- **Required work**
Read the entries below and pull out each line with the string "structured".

=== Section Start ===

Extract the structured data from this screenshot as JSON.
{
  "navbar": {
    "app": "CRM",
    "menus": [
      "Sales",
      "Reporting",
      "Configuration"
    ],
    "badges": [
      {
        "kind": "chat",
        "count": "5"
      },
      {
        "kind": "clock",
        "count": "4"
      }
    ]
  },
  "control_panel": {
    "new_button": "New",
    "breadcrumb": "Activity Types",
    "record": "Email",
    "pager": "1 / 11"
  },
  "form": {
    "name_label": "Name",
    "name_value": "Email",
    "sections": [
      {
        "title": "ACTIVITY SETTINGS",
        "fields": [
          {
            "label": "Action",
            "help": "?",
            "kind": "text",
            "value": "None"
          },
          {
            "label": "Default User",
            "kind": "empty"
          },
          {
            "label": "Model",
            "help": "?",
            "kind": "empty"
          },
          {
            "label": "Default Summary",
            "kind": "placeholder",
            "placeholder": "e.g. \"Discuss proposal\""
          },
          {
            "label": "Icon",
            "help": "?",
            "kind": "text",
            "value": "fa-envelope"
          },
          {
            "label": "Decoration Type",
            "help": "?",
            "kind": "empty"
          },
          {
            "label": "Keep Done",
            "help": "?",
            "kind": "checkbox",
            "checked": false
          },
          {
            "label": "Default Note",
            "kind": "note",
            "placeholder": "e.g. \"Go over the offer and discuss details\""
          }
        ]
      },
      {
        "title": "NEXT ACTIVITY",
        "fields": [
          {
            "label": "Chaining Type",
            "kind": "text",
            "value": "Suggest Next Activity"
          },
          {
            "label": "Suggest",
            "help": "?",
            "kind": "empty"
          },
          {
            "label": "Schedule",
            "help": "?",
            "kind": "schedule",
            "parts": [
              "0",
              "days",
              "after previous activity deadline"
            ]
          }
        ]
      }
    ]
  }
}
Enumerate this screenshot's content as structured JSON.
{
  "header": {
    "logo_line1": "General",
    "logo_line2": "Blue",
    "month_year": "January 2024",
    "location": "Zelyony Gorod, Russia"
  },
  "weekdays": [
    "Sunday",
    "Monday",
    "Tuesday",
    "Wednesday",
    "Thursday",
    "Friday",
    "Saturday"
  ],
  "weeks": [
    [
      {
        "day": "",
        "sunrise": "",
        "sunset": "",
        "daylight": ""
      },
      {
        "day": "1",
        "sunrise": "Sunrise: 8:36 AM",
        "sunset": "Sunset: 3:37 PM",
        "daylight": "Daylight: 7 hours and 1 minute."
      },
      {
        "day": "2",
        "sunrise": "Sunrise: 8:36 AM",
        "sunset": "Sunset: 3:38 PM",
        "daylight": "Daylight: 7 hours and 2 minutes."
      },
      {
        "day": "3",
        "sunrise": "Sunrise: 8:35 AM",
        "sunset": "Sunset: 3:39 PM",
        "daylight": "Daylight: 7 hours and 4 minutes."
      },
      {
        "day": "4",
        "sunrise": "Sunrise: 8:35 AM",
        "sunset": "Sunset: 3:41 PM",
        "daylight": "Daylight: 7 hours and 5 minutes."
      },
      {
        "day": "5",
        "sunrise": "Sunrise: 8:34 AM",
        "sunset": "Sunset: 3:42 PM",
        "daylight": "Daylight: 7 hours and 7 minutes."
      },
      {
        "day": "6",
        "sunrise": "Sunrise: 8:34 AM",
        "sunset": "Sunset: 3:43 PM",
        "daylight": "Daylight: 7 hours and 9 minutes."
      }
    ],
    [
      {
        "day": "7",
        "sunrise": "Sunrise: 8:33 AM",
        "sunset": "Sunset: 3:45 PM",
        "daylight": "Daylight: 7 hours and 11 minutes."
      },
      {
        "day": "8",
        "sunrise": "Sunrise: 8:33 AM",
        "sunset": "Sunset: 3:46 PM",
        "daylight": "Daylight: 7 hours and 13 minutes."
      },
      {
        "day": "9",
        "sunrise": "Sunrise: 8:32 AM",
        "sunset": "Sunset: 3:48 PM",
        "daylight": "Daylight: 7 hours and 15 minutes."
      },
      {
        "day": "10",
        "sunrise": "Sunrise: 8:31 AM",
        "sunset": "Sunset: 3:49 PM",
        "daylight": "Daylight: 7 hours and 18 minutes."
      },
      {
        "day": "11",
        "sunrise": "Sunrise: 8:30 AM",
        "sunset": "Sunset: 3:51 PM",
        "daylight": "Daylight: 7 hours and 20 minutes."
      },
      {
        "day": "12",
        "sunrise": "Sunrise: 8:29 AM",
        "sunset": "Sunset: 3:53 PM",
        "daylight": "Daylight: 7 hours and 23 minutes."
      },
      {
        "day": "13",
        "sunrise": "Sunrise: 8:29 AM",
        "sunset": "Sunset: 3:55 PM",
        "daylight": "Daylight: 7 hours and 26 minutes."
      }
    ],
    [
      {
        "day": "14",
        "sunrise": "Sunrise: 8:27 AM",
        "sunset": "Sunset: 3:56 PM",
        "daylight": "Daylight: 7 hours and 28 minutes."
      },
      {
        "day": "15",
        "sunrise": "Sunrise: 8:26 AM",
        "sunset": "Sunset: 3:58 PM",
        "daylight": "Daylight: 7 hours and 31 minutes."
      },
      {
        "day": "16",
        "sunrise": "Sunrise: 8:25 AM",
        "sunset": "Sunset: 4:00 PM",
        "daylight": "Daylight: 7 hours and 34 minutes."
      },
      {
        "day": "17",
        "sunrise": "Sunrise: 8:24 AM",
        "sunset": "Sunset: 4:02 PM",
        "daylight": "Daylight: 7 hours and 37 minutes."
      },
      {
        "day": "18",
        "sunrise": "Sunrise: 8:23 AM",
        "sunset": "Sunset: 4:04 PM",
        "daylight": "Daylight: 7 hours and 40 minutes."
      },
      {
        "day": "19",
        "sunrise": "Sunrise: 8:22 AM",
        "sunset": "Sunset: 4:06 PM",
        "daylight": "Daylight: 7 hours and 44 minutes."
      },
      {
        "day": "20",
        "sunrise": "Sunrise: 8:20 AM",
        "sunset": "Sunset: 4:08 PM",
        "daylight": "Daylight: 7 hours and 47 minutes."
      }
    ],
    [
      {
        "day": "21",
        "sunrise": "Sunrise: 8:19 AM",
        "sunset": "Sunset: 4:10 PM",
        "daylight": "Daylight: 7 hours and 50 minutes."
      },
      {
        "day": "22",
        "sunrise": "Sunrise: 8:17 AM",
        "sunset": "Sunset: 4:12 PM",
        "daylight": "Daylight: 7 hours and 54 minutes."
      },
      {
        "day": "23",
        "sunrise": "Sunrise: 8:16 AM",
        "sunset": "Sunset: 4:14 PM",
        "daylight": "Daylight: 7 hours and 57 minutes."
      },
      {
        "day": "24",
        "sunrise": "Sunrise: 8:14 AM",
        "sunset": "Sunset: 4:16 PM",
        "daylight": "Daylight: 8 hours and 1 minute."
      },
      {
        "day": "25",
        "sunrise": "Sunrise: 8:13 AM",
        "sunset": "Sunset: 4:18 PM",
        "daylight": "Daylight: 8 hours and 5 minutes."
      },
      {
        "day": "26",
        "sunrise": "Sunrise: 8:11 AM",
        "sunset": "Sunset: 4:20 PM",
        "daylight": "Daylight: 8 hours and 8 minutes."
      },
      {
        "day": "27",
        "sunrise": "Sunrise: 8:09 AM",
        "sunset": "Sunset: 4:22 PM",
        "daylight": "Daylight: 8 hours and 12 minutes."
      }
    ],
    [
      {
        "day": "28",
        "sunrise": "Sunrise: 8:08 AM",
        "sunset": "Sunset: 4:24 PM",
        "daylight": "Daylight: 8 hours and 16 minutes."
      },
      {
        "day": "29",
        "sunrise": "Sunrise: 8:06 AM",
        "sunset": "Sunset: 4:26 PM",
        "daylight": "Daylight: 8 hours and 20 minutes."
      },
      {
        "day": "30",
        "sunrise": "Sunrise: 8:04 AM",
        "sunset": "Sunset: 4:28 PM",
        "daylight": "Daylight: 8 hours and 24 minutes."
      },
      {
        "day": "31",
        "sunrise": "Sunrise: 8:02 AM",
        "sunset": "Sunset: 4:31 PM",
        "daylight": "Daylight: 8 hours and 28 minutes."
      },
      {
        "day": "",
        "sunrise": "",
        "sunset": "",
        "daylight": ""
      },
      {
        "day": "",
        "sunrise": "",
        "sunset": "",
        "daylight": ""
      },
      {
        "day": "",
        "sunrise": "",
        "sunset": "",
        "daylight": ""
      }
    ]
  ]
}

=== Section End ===

- **Result for this task**
Extract the structured data from this screenshot as JSON.
Enumerate this screenshot's content as structured JSON.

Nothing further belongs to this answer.